‘Deadwood’ Creator David Milch to Open Up on $100M Gambling Addiction in Memoir

Posted on: February 2, 2022, 12:17h. 

Last updated on: February 3, 2022, 09:20h.

TV writer and producer David Milch will address a crippling gambling addiction that saw him lose $100 million in 11 years in his forthcoming autobiography, Life’s Work, reports Variety.

David Milch
David Milch, seen in the photo above, made groundbreaking television. However, he recently revealed that he wrestled with addiction throughout his life. (Image: Matt Sayles/Shutterstock)

The Emmy award-winning creator of NYPD Blue and Deadwood, 76, also writes about the onset of Alzheimer’s in the book, according to publisher Random House. He was diagnosed with the disease in 2019.

Milch lost much of his fortune betting horses at Santa Anita racetrack in Arcadia, California. The track was also the setting of his ill-fated 2011 HBO drama Luck, starring Dustin Hoffman. Set in the world of horse racing, the series was canceled in 2012 because of animal safety concerns after three horses died during production.

Milch owned racehorses himself.

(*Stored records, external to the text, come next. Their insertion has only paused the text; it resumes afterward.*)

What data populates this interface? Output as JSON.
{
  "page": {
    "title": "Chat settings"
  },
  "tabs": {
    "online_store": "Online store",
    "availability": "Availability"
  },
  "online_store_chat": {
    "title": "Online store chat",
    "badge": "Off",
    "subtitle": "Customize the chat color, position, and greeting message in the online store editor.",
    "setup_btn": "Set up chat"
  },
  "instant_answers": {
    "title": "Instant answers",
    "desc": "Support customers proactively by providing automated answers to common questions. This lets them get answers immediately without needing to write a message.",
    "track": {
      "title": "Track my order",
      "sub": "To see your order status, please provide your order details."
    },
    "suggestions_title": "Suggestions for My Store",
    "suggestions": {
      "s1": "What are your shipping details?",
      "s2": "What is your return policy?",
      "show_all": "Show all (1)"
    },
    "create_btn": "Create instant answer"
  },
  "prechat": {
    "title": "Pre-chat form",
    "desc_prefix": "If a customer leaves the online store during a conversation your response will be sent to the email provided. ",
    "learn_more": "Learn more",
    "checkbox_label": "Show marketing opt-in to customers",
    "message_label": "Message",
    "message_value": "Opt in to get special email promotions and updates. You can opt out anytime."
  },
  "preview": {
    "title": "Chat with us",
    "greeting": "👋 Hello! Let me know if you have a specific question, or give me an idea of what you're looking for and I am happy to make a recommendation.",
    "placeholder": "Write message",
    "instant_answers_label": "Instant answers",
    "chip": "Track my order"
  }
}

One, Gilded Time, won the 1992 Breeders’ Cup Juvenile, and another, Val Royal, won the 2001 Breeders’ Cup Mile.

‘High Functioning Addict’

Milch has been open about his addictions, which have also included alcohol and heroin, calling himself a “high-functioning addict.”

According to court documents, in 2016 Milch had blown through his fortune and was $17 million in debt to the IRS. At the time, he was living off a $40-per-week allowance from his wife, Rita Milch.

Rita Milch previously sued the couple’s business managers for failing to disclose the extent of her husband’s debts until it was too late. It was only once his wife had been made aware of the extent of the problem that she could make an intervention and seek professional help for her husband’s gambling issues.

Fascination and Dread

Of his love affair with horse racing, he once told Daily Racing Form:

[The racetrack] is a venue of both fascination and dread, whose fundamental appeals are prehistorical. It has to do with man’s ostensible mastery of his environment and subordination to the outcome. Man likes to think he is the master. But in fact, when they are 40 yards from the finish, you realize it hasn’t got much to do with you now.”

Asked how often he went to the races, he said: “It depends on who I’m lying to.”

Random House calls it “a profound memoir from a brilliant mind taking stock as Alzheimer’s loosens his hold on his own past … a ferocious mind (grappling) with the bewildering effects of Alzheimer’s by looking back, making what sense he can of a life of addiction, recovery, loss and creation, abuse and life-saving kindness, and the increasingly strange present and future he now faces.”

Life’s Work is out Sept. 13.